» Task requirements
Start to finish, copy the data exactly.

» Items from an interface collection
━━━━━━━━━━━━━━━━
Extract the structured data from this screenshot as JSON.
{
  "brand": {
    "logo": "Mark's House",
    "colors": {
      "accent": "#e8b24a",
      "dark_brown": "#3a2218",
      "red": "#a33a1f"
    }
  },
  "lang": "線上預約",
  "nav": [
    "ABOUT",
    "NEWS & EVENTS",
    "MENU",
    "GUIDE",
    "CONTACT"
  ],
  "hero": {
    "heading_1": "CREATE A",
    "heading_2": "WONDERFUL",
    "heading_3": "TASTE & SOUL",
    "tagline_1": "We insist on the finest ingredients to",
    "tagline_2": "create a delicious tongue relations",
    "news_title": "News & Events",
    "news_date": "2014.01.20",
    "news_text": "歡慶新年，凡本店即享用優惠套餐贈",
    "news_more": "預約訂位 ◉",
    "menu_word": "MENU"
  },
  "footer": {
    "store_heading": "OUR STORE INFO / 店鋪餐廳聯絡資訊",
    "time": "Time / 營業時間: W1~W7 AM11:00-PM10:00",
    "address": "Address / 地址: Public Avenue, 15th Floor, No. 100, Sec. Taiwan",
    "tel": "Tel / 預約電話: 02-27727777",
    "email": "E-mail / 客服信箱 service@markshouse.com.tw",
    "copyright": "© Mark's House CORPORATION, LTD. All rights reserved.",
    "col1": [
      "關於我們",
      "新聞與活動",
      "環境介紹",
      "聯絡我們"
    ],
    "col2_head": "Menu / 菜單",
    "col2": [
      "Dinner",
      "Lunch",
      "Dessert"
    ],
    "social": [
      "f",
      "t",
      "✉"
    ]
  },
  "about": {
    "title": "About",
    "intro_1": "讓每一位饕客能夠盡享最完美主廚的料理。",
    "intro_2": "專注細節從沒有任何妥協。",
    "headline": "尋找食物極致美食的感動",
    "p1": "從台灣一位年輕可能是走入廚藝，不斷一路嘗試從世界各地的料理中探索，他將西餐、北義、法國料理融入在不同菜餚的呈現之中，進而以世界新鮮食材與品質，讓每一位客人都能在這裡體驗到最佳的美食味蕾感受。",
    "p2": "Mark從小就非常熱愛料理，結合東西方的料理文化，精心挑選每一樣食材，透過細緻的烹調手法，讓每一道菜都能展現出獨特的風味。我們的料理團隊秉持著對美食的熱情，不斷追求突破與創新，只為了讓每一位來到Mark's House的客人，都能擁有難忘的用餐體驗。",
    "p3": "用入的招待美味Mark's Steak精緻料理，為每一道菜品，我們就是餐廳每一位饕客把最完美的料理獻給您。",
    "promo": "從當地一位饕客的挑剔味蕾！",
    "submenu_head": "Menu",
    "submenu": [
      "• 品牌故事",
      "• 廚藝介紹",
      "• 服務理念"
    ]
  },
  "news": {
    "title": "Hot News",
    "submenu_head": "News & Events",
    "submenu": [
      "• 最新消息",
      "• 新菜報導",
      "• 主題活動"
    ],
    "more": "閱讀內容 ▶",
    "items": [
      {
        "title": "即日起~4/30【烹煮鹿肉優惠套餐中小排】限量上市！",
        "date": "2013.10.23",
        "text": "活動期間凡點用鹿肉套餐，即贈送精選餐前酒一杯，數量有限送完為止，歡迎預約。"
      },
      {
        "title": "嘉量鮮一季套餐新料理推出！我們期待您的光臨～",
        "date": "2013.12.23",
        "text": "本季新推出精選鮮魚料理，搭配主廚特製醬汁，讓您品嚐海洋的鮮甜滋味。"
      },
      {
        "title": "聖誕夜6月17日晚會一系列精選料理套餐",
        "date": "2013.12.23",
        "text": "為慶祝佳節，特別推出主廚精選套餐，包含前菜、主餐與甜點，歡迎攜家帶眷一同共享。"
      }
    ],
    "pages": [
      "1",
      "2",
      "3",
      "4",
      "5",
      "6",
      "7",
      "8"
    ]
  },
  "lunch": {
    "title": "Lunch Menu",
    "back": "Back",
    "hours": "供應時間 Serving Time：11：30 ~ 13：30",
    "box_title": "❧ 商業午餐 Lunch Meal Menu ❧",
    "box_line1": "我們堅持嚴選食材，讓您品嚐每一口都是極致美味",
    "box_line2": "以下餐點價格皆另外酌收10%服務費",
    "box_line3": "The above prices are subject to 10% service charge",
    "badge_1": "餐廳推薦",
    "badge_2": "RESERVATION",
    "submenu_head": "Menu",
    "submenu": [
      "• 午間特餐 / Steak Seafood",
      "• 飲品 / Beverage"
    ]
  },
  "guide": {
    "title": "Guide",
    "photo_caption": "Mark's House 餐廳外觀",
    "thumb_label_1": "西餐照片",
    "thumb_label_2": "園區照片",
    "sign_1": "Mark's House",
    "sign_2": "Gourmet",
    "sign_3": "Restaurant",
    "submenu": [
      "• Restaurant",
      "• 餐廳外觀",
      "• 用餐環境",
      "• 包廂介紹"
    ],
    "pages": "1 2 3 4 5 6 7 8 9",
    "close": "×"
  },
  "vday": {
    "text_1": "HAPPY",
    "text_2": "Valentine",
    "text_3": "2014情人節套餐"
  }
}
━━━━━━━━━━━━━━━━
» Your solution
Extract the structured data from this screenshot as JSON.
{
  "brand": {
    "logo": "Mark's House",
    "colors": {
      "accent": "#e8b24a",
      "dark_brown": "#3a2218",
      "red": "#a33a1f"
    }
  },
  "lang": "線上預約",
  "nav": [
    "ABOUT",
    "NEWS & EVENTS",
    "MENU",
    "GUIDE",
    "CONTACT"
  ],
  "hero": {
    "heading_1": "CREATE A",
    "heading_2": "WONDERFUL",
    "heading_3": "TASTE & SOUL",
    "tagline_1": "We insist on the finest ingredients to",
    "tagline_2": "create a delicious tongue relations",
    "news_title": "News & Events",
    "news_date": "2014.01.20",
    "news_text": "歡慶新年，凡本店即享用優惠套餐贈",
    "news_more": "預約訂位 ◉",
    "menu_word": "MENU"
  },
  "footer": {
    "store_heading": "OUR STORE INFO / 店鋪餐廳聯絡資訊",
    "time": "Time / 營業時間: W1~W7 AM11:00-PM10:00",
    "address": "Address / 地址: Public Avenue, 15th Floor, No. 100, Sec. Taiwan",
    "tel": "Tel / 預約電話: 02-27727777",
    "email": "E-mail / 客服信箱 service@markshouse.com.tw",
    "copyright": "© Mark's House CORPORATION, LTD. All rights reserved.",
    "col1": [
      "關於我們",
      "新聞與活動",
      "環境介紹",
      "聯絡我們"
    ],
    "col2_head": "Menu / 菜單",
    "col2": [
      "Dinner",
      "Lunch",
      "Dessert"
    ],
    "social": [
      "f",
      "t",
      "✉"
    ]
  },
  "about": {
    "title": "About",
    "intro_1": "讓每一位饕客能夠盡享最完美主廚的料理。",
    "intro_2": "專注細節從沒有任何妥協。",
    "headline": "尋找食物極致美食的感動",
    "p1": "從台灣一位年輕可能是走入廚藝，不斷一路嘗試從世界各地的料理中探索，他將西餐、北義、法國料理融入在不同菜餚的呈現之中，進而以世界新鮮食材與品質，讓每一位客人都能在這裡體驗到最佳的美食味蕾感受。",
    "p2": "Mark從小就非常熱愛料理，結合東西方的料理文化，精心挑選每一樣食材，透過細緻的烹調手法，讓每一道菜都能展現出獨特的風味。我們的料理團隊秉持著對美食的熱情，不斷追求突破與創新，只為了讓每一位來到Mark's House的客人，都能擁有難忘的用餐體驗。",
    "p3": "用入的招待美味Mark's Steak精緻料理，為每一道菜品，我們就是餐廳每一位饕客把最完美的料理獻給您。",
    "promo": "從當地一位饕客的挑剔味蕾！",
    "submenu_head": "Menu",
    "submenu": [
      "• 品牌故事",
      "• 廚藝介紹",
      "• 服務理念"
    ]
  },
  "news": {
    "title": "Hot News",
    "submenu_head": "News & Events",
    "submenu": [
      "• 最新消息",
      "• 新菜報導",
      "• 主題活動"
    ],
    "more": "閱讀內容 ▶",
    "items": [
      {
        "title": "即日起~4/30【烹煮鹿肉優惠套餐中小排】限量上市！",
        "date": "2013.10.23",
        "text": "活動期間凡點用鹿肉套餐，即贈送精選餐前酒一杯，數量有限送完為止，歡迎預約。"
      },
      {
        "title": "嘉量鮮一季套餐新料理推出！我們期待您的光臨～",
        "date": "2013.12.23",
        "text": "本季新推出精選鮮魚料理，搭配主廚特製醬汁，讓您品嚐海洋的鮮甜滋味。"
      },
      {
        "title": "聖誕夜6月17日晚會一系列精選料理套餐",
        "date": "2013.12.23",
        "text": "為慶祝佳節，特別推出主廚精選套餐，包含前菜、主餐與甜點，歡迎攜家帶眷一同共享。"
      }
    ],
    "pages": [
      "1",
      "2",
      "3",
      "4",
      "5",
      "6",
      "7",
      "8"
    ]
  },
  "lunch": {
    "title": "Lunch Menu",
    "back": "Back",
    "hours": "供應時間 Serving Time：11：30 ~ 13：30",
    "box_title": "❧ 商業午餐 Lunch Meal Menu ❧",
    "box_line1": "我們堅持嚴選食材，讓您品嚐每一口都是極致美味",
    "box_line2": "以下餐點價格皆另外酌收10%服務費",
    "box_line3": "The above prices are subject to 10% service charge",
    "badge_1": "餐廳推薦",
    "badge_2": "RESERVATION",
    "submenu_head": "Menu",
    "submenu": [
      "• 午間特餐 / Steak Seafood",
      "• 飲品 / Beverage"
    ]
  },
  "guide": {
    "title": "Guide",
    "photo_caption": "Mark's House 餐廳外觀",
    "thumb_label_1": "西餐照片",
    "thumb_label_2": "園區照片",
    "sign_1": "Mark's House",
    "sign_2": "Gourmet",
    "sign_3": "Restaurant",
    "submenu": [
      "• Restaurant",
      "• 餐廳外觀",
      "• 用餐環境",
      "• 包廂介紹"
    ],
    "pages": "1 2 3 4 5 6 7 8 9",
    "close": "×"
  },
  "vday": {
    "text_1": "HAPPY",
    "text_2": "Valentine",
    "text_3": "2014情人節套餐"
  }
}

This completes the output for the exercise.